ALLEY Rewi Maniopoto (of China)
55386, Private, Canterbury Regiment, WW1
16671, Legion of Frontiersmen, New Zealand

Military Medal
Gazetted 24 January 1919, p1254
Operations: West of Bapaume 25 August 1918.  For courage and devotion to duty.  During the period of consolidation he went forward several times
under heavy fire in charge of patrols, and by his courage and initiative gained and brought back valuable information.  His coolness and courage were
a fine example to the rest of his men.

Queen's Service Order (QSO)
Gazetted 28 December 1984, Supp 49970
Companion of the Queen's Service Order for community service

Queen's Service Order (QSO)
Military Medal
British War Medal
Victory Medal

Born 2 December 1897, Springfield, Canterbury, New Zealand
Died 27 December 1987, Beijing, China
Cremated and his ashes were scatteredin China.

Rewi Alley, (aka Lùyì Àilí) QSO, MM. (1897 - 1987).  New Zealand-born soldier, adventurer, writer, educator, social reformer, potter and "jack of all trades."
Rewi was born on the 2nd December 1897, in Springfield in inland Canterbury, New Zealand.

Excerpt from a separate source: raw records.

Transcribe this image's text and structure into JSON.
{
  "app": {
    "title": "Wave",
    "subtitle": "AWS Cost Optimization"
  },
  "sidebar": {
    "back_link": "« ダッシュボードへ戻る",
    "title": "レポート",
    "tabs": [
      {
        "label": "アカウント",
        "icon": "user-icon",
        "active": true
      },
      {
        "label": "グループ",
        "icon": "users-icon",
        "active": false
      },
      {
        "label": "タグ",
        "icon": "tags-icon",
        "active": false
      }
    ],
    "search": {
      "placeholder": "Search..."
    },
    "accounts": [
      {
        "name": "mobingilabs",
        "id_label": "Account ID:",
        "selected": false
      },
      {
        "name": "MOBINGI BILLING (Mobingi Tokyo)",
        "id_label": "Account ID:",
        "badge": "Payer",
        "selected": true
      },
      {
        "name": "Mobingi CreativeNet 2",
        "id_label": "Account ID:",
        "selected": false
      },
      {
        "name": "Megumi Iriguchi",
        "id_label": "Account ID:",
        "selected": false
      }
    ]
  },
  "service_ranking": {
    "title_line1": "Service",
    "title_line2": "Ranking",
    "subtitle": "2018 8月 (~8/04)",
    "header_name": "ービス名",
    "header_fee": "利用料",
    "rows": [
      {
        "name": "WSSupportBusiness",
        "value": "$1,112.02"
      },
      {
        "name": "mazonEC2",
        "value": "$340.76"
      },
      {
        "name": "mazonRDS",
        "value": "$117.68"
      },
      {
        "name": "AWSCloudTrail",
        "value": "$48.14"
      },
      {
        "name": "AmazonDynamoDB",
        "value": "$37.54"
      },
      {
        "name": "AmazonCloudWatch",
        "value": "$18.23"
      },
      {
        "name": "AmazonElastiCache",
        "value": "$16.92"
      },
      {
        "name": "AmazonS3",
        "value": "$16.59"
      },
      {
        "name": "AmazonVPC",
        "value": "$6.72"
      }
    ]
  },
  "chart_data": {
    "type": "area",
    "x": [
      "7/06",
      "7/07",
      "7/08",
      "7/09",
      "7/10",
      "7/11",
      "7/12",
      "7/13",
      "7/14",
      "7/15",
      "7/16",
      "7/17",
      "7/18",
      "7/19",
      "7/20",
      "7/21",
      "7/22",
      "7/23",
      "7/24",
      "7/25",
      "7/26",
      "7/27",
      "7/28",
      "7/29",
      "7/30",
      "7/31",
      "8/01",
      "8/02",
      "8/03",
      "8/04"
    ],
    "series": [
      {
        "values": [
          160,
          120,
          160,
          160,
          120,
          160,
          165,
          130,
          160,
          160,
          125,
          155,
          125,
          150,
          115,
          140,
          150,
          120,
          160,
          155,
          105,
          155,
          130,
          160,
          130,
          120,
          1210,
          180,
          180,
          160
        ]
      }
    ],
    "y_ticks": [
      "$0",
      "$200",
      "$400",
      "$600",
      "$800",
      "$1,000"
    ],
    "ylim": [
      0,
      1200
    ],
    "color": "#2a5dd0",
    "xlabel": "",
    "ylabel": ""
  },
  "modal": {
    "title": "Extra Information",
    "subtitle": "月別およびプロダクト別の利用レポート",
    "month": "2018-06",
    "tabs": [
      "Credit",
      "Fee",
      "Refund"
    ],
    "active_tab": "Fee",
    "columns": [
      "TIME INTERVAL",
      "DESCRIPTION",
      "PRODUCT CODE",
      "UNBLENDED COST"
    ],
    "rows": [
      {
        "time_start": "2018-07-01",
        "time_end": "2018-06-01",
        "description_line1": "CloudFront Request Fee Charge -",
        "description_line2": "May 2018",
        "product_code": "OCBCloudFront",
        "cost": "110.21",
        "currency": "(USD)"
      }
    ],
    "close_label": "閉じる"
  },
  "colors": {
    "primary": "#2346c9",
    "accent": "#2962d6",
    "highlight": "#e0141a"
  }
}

He was named after Rewi Maniapoto, the famous Maori chief of the New Zealand Wars of the 1860s. His father was a teacher, and his mother Clara, was a leader of the New Zealand suffrage movement.
He attended primary school at Amberley; then Wharenui School in Christchurch, where his father was appointed headmaster in 1905. He later attended Christchurch Boys' High School. At school his nickname was "Splosh" due to his reckless generosity. He was absolutely selfless and was never happy if the people around him were unhappy.
In 1916 Alley joined the New Zealand Army and was sent to serve in France. While there he met some Chinese men who had been sent to work for the Allied Armies. During combat in France he was decorated for Bravery with the Military Medal, was gassed and wounded and was caught in no man's land. His comrade Lyall McCallum and another soldier rescued him and took him back to safety. After the First World War, Rewi Alley tried farming in Moaewatea in Waverly district, and there formed the Waverly Troop of the Legion of Frontiersmen. He served as the Troops OC until he left New Zealand for China in 1927.
In 1927 he decided to go to China. He moved to Shanghai with thoughts of joining the Shanghai Municipal Police, but instead he became a fireman. During this period he gradually became aware of the poverty in the Chinese community and the racism in the Western communities. His politics turned from fairly conventional right-wing pro-Empire sentiments to thoughts of social reform. In particular a famine in 1929 made him aware of the plight of China's peasants. Using his holidays and taking time off work Alley toured rural China helping with relief efforts. He adopted a 14-year-old Chinese boy in 1929, whom he named Alan.
After a brief visit to New Zealand, where Alan experienced public racism, Alley became Chief Factory Inspector for the Shanghai Municipal Council in 1932. By this time he was a secret member of the Communist Party of China and was involved in criminal activities on behalf of the Party. At one time he was given the job of washing the blood off money stolen by the Red Army in raids disguised as anti-Japanese protests.
With Edgar Snow, Helen Snow, and some others, he founded the Gung Ho cooperatives (ICCIC of International Committee for the Promotion of Chinese Industrial Cooperatives).  He adopted another Chinese son, Mike, in 1932. After the outbreak of war with Japan in 1937, Alley set up the Chinese Industrial Cooperatives. He also set up schools, calling them Bailie Schools after his American friend Joseph Bailie. Edgar Snow wrote of Alley's work in CIC: "Where Lawrence brought to the Arabs the distinctive technique of guerilla war, Alley was to bring China the constructive technique of guerilla industry...."
Following the Communist victory over the Nationalists in 1949 Alley was urged to remain in China and work for the Communist Party of China. He stayed in contact with the Legion of Frontiersmen throughout his life, and the New Zealand Command supported Rewi's work with both financial aid and also organised clothing packages.
Throughout his long life he was a champion of the poor, he later became a member of the Communist Party of China. The New Zealand government did not strip Alley of his passport and remained proud of his ties to important Party leaders. In the 1950s he was offered a knighthood but turned the honour down. He died in China of the 27 December 1987, he was aged 90.  His ashes are scattered over the Shandan countryside, in accordance with the instructions in his will.
An extensive memorial to Rewi Alley has been erected at Springfield, Canterbury, New Zealand. It contains a large stone carving and a number of panels giving details of his life. Some Chinese and Japanese works of art collected by Rewi Alley can be admired at the Christchurch Museum.